ABOUT THIS EXERCISE -
An exact copy of every entry below is required, and no picture may appear in it.

DATA FOR REVIEW below:

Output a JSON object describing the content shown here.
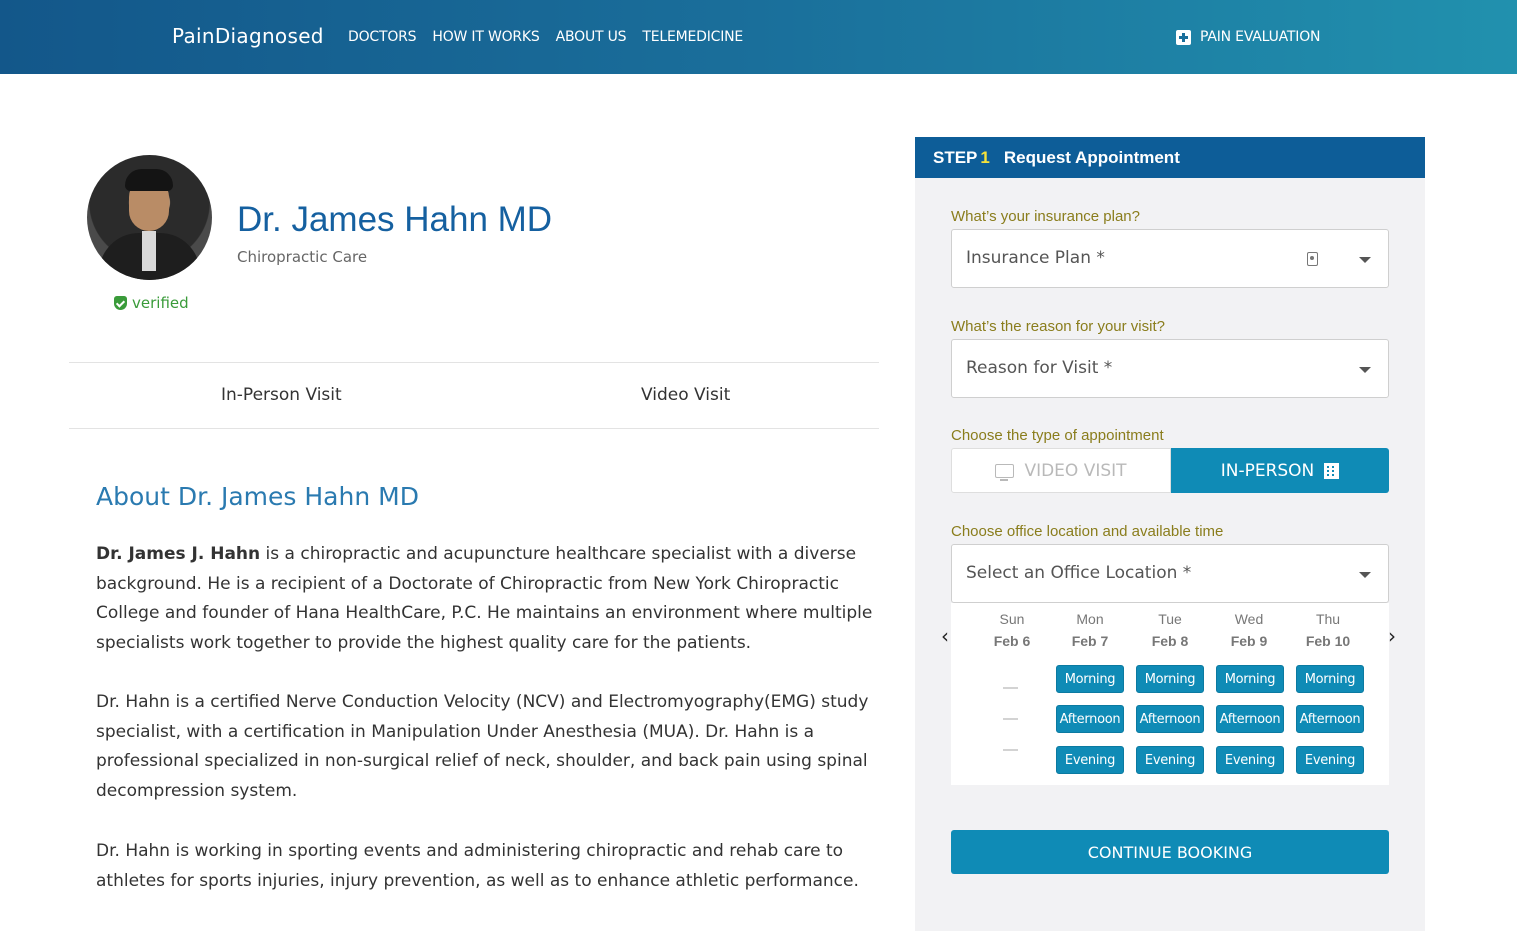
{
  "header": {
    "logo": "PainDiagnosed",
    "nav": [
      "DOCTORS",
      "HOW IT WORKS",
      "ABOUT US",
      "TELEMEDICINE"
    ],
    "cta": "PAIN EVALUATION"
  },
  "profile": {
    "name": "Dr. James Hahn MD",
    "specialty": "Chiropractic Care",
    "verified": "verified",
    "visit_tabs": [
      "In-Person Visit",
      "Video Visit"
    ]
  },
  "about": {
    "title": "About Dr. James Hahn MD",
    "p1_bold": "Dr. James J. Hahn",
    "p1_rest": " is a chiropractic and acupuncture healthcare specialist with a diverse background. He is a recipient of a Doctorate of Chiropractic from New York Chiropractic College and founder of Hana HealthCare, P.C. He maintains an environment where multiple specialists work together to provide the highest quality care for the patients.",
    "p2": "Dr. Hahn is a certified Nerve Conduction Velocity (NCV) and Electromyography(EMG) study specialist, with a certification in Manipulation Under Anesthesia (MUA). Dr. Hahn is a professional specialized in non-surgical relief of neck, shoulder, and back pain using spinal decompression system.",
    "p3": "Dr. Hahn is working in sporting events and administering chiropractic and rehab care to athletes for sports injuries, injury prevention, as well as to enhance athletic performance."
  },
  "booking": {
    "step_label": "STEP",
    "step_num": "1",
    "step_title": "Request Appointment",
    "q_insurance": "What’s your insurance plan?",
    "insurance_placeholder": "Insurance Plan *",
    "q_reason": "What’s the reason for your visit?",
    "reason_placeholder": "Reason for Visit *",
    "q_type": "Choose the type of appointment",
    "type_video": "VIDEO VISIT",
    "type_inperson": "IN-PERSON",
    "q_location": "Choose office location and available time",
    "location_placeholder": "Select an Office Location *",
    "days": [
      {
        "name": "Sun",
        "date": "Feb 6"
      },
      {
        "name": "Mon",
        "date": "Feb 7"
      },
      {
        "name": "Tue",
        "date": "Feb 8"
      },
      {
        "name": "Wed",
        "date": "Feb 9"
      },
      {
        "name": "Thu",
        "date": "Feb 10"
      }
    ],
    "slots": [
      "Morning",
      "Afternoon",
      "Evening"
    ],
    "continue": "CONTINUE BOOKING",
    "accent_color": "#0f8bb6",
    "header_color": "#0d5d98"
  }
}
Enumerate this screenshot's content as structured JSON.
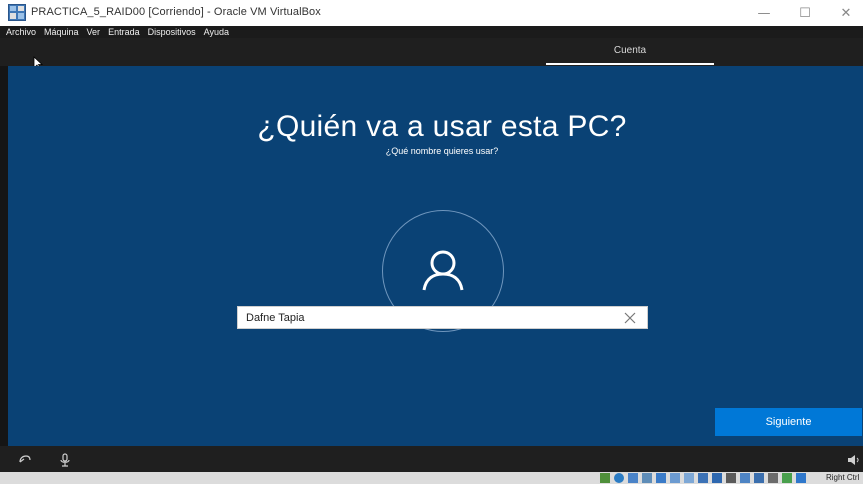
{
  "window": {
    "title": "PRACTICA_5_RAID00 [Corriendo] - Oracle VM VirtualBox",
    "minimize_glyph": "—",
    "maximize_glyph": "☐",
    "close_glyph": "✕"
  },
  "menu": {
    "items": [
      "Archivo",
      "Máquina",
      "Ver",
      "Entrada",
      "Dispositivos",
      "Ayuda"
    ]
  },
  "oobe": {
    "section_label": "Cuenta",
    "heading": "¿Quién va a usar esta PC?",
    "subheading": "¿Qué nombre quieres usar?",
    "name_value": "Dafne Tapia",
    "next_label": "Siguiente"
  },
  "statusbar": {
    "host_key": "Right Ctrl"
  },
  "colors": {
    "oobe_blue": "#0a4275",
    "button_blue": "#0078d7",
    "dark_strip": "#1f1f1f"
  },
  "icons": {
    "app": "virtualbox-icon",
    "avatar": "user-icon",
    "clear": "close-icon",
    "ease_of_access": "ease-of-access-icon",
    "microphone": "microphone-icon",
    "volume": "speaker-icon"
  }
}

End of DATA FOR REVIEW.

ANSWER TO THIS TASK -
Output a JSON object describing the content shown here.
{
  "header": {
    "logo": "PainDiagnosed",
    "nav": [
      "DOCTORS",
      "HOW IT WORKS",
      "ABOUT US",
      "TELEMEDICINE"
    ],
    "cta": "PAIN EVALUATION"
  },
  "profile": {
    "name": "Dr. James Hahn MD",
    "specialty": "Chiropractic Care",
    "verified": "verified",
    "visit_tabs": [
      "In-Person Visit",
      "Video Visit"
    ]
  },
  "about": {
    "title": "About Dr. James Hahn MD",
    "p1_bold": "Dr. James J. Hahn",
    "p1_rest": " is a chiropractic and acupuncture healthcare specialist with a diverse background. He is a recipient of a Doctorate of Chiropractic from New York Chiropractic College and founder of Hana HealthCare, P.C. He maintains an environment where multiple specialists work together to provide the highest quality care for the patients.",
    "p2": "Dr. Hahn is a certified Nerve Conduction Velocity (NCV) and Electromyography(EMG) study specialist, with a certification in Manipulation Under Anesthesia (MUA). Dr. Hahn is a professional specialized in non-surgical relief of neck, shoulder, and back pain using spinal decompression system.",
    "p3": "Dr. Hahn is working in sporting events and administering chiropractic and rehab care to athletes for sports injuries, injury prevention, as well as to enhance athletic performance."
  },
  "booking": {
    "step_label": "STEP",
    "step_num": "1",
    "step_title": "Request Appointment",
    "q_insurance": "What’s your insurance plan?",
    "insurance_placeholder": "Insurance Plan *",
    "q_reason": "What’s the reason for your visit?",
    "reason_placeholder": "Reason for Visit *",
    "q_type": "Choose the type of appointment",
    "type_video": "VIDEO VISIT",
    "type_inperson": "IN-PERSON",
    "q_location": "Choose office location and available time",
    "location_placeholder": "Select an Office Location *",
    "days": [
      {
        "name": "Sun",
        "date": "Feb 6"
      },
      {
        "name": "Mon",
        "date": "Feb 7"
      },
      {
        "name": "Tue",
        "date": "Feb 8"
      },
      {
        "name": "Wed",
        "date": "Feb 9"
      },
      {
        "name": "Thu",
        "date": "Feb 10"
      }
    ],
    "slots": [
      "Morning",
      "Afternoon",
      "Evening"
    ],
    "continue": "CONTINUE BOOKING",
    "accent_color": "#0f8bb6",
    "header_color": "#0d5d98"
  }
}
Enumerate this screenshot's content as structured JSON.
{
  "window": {
    "title": "PRACTICA_5_RAID00 [Corriendo] - Oracle VM VirtualBox",
    "minimize_glyph": "—",
    "maximize_glyph": "☐",
    "close_glyph": "✕"
  },
  "menu": {
    "items": [
      "Archivo",
      "Máquina",
      "Ver",
      "Entrada",
      "Dispositivos",
      "Ayuda"
    ]
  },
  "oobe": {
    "section_label": "Cuenta",
    "heading": "¿Quién va a usar esta PC?",
    "subheading": "¿Qué nombre quieres usar?",
    "name_value": "Dafne Tapia",
    "next_label": "Siguiente"
  },
  "statusbar": {
    "host_key": "Right Ctrl"
  },
  "colors": {
    "oobe_blue": "#0a4275",
    "button_blue": "#0078d7",
    "dark_strip": "#1f1f1f"
  },
  "icons": {
    "app": "virtualbox-icon",
    "avatar": "user-icon",
    "clear": "close-icon",
    "ease_of_access": "ease-of-access-icon",
    "microphone": "microphone-icon",
    "volume": "speaker-icon"
  }
}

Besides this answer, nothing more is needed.